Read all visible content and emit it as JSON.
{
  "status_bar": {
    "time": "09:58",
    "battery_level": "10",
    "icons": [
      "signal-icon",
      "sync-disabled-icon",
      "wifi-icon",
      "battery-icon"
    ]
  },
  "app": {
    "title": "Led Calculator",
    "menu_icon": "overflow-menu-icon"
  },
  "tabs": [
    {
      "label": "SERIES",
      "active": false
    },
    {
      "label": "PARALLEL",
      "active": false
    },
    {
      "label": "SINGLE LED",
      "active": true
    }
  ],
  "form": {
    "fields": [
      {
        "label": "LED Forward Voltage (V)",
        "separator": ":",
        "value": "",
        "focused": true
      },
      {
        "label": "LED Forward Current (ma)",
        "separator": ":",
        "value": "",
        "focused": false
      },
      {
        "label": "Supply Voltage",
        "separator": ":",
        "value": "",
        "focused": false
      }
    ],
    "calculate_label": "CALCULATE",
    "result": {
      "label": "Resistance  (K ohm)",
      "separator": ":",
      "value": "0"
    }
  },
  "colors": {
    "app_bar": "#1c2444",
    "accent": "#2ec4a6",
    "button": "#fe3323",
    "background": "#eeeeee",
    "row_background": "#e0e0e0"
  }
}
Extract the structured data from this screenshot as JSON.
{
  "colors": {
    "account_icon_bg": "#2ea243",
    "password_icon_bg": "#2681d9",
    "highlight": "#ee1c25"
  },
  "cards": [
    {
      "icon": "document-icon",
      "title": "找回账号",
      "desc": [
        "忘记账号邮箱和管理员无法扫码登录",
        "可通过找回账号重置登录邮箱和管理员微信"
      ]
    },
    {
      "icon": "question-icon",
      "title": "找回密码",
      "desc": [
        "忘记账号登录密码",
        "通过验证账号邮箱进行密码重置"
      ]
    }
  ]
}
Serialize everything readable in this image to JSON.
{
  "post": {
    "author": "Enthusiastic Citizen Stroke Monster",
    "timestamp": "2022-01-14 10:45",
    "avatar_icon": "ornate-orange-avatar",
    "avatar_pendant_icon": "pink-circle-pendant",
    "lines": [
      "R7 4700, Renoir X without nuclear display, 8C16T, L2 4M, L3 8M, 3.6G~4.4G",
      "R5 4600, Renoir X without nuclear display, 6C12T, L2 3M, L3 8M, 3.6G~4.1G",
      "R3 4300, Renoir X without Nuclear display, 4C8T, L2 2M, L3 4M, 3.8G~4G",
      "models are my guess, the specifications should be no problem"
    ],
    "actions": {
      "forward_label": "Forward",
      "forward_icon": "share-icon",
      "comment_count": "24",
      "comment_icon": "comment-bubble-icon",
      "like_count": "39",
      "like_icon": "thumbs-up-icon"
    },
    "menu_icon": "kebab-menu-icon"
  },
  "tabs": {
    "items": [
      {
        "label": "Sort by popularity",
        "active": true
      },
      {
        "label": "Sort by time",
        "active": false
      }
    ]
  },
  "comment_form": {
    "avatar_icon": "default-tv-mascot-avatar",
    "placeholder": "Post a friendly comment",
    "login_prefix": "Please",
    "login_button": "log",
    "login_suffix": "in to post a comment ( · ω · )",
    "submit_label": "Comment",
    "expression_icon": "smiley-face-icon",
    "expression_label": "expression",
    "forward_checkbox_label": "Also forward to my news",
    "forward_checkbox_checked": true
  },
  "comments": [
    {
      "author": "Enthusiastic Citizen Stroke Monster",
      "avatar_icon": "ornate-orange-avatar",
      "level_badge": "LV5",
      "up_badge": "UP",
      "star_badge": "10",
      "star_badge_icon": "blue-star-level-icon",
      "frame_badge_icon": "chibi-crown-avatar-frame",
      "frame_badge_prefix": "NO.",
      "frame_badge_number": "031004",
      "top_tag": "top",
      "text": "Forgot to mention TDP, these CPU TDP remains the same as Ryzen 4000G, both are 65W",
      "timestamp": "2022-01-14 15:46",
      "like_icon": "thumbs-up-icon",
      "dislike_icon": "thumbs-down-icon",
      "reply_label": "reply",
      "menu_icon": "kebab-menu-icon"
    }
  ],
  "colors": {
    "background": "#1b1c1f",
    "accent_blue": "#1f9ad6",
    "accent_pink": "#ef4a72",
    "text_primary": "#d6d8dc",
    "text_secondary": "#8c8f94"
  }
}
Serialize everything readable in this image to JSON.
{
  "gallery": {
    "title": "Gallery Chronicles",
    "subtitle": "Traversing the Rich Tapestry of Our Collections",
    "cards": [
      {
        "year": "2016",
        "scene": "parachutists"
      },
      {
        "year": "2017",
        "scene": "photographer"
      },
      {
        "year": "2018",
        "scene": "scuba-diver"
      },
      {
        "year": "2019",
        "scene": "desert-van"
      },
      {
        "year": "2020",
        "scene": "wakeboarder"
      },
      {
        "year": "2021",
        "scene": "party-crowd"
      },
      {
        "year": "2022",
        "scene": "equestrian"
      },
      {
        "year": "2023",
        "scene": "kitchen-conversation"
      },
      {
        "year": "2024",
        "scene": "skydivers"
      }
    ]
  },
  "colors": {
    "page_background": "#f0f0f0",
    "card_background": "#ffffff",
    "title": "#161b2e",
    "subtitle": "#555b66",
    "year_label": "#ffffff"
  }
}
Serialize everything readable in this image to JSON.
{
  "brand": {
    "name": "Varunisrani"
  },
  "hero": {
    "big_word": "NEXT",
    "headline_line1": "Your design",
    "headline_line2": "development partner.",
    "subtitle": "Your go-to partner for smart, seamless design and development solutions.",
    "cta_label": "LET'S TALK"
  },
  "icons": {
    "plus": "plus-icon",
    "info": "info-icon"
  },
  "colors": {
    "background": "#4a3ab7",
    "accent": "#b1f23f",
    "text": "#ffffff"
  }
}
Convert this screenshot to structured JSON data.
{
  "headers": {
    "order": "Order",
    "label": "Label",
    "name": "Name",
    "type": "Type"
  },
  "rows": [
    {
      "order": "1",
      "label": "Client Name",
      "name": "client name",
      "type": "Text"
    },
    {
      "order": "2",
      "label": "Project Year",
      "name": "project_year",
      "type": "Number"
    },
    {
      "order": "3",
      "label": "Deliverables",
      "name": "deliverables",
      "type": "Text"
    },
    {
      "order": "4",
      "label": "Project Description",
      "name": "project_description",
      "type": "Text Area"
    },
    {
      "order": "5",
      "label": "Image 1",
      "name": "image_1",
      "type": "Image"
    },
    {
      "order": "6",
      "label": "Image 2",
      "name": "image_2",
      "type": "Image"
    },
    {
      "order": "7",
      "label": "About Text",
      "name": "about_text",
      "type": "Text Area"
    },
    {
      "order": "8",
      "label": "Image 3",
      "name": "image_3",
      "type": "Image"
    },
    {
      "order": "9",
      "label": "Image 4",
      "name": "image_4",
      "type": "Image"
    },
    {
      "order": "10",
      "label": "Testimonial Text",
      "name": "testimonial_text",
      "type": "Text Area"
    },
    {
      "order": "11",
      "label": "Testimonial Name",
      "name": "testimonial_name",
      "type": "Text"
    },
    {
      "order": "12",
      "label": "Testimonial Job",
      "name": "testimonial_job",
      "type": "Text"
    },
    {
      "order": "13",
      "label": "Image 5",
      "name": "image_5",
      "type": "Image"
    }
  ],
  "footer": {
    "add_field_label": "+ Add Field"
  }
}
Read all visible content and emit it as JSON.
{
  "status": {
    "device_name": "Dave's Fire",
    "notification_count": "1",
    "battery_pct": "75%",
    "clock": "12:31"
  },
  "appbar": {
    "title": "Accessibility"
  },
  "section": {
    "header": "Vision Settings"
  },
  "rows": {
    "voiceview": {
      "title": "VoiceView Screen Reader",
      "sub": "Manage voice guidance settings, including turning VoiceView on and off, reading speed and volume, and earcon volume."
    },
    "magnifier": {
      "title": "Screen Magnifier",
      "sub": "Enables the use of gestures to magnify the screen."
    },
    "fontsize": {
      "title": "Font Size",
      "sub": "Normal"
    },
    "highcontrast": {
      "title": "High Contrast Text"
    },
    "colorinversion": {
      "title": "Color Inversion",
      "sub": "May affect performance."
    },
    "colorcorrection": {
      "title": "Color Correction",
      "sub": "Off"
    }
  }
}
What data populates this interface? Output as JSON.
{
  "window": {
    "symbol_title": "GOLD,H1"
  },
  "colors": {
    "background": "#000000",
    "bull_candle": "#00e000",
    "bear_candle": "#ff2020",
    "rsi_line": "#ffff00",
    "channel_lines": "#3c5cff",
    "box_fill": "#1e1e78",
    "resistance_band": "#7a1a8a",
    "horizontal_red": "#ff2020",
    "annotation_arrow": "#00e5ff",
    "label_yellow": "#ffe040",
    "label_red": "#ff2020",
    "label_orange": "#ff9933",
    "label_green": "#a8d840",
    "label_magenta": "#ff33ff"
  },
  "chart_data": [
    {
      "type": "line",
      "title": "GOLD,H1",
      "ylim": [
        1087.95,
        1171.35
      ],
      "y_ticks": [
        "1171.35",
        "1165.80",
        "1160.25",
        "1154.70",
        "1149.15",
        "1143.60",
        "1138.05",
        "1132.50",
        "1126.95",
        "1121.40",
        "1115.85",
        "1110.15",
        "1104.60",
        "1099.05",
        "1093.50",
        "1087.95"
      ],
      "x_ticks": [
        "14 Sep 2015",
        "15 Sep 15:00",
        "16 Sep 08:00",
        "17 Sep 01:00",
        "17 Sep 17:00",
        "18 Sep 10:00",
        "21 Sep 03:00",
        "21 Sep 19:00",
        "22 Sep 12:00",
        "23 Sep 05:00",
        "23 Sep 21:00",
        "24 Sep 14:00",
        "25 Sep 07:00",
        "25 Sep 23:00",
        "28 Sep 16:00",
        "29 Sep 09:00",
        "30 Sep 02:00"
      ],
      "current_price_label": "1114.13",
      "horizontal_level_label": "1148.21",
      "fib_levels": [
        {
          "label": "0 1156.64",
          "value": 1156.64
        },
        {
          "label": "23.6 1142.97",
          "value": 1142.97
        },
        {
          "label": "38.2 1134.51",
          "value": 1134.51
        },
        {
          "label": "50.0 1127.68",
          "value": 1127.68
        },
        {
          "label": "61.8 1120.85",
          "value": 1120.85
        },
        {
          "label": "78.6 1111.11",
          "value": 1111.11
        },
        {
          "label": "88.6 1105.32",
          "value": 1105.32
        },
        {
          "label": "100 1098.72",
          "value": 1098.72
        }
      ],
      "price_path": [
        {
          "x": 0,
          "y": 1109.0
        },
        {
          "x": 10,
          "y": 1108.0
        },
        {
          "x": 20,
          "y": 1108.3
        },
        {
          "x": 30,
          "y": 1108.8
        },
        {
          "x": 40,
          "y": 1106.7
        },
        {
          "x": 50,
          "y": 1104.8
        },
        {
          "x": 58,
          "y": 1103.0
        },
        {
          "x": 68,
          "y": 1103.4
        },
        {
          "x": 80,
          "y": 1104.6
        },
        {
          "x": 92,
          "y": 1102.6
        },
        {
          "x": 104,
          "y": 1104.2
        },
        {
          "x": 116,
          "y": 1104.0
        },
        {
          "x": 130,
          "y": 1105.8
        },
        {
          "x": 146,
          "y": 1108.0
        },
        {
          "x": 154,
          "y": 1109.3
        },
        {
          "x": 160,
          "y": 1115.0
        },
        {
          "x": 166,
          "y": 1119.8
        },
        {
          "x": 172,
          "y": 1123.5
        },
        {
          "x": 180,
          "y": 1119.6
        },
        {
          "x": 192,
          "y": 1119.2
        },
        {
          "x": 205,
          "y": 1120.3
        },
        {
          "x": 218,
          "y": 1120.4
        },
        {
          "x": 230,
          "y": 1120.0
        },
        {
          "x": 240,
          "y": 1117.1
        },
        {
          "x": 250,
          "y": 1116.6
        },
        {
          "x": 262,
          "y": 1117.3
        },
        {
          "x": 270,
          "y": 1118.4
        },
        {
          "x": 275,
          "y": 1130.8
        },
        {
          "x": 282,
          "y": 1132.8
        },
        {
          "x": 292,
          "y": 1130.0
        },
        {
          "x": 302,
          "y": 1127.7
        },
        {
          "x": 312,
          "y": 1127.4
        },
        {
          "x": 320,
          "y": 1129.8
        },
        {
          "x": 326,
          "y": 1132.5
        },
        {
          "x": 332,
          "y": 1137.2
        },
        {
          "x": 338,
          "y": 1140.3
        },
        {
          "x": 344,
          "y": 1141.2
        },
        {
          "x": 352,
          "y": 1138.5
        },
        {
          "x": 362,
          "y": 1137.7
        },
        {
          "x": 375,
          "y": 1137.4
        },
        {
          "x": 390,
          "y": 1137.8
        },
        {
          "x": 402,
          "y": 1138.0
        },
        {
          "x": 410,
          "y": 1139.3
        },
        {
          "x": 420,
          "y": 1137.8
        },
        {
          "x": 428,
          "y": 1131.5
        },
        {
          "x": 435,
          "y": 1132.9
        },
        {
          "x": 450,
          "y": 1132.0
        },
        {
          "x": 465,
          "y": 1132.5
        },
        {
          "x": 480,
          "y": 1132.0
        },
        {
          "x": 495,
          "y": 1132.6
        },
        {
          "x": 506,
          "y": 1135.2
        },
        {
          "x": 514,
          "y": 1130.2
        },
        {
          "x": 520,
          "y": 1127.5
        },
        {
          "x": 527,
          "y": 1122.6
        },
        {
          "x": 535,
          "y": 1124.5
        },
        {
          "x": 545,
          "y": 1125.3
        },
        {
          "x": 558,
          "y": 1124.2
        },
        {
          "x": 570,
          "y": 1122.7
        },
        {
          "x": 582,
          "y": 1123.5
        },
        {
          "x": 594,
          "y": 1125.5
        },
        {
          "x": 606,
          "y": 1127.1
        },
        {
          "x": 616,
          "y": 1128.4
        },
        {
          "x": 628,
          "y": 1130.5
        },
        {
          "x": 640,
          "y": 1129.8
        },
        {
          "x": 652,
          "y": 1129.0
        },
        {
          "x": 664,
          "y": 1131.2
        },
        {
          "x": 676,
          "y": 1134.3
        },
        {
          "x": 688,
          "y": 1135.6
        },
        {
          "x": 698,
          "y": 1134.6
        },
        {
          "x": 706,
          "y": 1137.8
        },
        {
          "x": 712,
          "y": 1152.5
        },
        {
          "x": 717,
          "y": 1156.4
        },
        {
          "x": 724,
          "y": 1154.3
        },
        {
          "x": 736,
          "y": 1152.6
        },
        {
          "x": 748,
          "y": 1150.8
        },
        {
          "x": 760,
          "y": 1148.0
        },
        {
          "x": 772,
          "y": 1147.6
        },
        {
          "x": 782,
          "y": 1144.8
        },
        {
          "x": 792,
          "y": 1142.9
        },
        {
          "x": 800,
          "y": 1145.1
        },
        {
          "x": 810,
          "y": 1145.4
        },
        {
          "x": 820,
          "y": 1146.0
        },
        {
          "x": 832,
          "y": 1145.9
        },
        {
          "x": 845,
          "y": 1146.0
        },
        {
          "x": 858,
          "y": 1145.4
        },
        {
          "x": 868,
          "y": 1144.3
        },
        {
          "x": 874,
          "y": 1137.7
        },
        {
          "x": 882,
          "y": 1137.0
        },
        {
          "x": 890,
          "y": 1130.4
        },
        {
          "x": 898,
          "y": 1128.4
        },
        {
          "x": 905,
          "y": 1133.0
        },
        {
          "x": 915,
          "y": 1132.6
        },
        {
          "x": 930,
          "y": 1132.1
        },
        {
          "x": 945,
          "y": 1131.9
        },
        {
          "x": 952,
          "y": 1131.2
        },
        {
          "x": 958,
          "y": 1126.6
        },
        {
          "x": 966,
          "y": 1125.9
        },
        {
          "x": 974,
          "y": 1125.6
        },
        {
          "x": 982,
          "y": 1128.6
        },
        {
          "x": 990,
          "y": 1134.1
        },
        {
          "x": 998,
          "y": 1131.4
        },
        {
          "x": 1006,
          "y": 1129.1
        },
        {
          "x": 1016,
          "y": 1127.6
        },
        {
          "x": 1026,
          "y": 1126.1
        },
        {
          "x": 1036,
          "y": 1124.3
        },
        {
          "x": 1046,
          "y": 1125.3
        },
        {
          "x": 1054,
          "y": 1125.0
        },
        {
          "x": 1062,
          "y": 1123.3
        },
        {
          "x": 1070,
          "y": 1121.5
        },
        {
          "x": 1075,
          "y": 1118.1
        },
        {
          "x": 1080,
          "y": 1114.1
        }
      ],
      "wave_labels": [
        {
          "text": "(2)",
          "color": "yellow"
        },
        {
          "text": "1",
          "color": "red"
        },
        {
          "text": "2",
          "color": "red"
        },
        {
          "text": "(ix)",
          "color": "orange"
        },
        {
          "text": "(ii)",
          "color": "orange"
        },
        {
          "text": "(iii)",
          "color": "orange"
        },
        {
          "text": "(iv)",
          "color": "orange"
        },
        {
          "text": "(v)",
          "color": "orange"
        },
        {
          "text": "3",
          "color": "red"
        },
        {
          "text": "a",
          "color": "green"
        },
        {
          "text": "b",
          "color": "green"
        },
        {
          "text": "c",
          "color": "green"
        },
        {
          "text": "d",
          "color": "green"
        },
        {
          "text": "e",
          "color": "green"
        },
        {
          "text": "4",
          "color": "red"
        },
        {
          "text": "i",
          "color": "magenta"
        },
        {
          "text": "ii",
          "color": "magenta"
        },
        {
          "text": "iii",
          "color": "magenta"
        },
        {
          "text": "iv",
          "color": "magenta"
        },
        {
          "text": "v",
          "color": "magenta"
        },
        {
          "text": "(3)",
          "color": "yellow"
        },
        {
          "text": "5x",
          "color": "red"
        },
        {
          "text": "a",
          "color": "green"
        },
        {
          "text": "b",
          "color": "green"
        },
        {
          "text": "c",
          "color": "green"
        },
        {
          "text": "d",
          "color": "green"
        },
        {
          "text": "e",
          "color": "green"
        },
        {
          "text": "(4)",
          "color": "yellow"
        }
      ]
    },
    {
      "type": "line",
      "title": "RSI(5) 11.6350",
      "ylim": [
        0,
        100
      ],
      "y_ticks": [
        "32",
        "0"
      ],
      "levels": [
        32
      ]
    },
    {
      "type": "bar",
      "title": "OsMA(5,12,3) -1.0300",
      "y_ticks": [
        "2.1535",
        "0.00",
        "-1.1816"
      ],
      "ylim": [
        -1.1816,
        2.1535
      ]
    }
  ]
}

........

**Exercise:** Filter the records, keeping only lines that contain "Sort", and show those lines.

**Solution for this problem:**
        "label": "Sort by popularity",
        "label": "Sort by time",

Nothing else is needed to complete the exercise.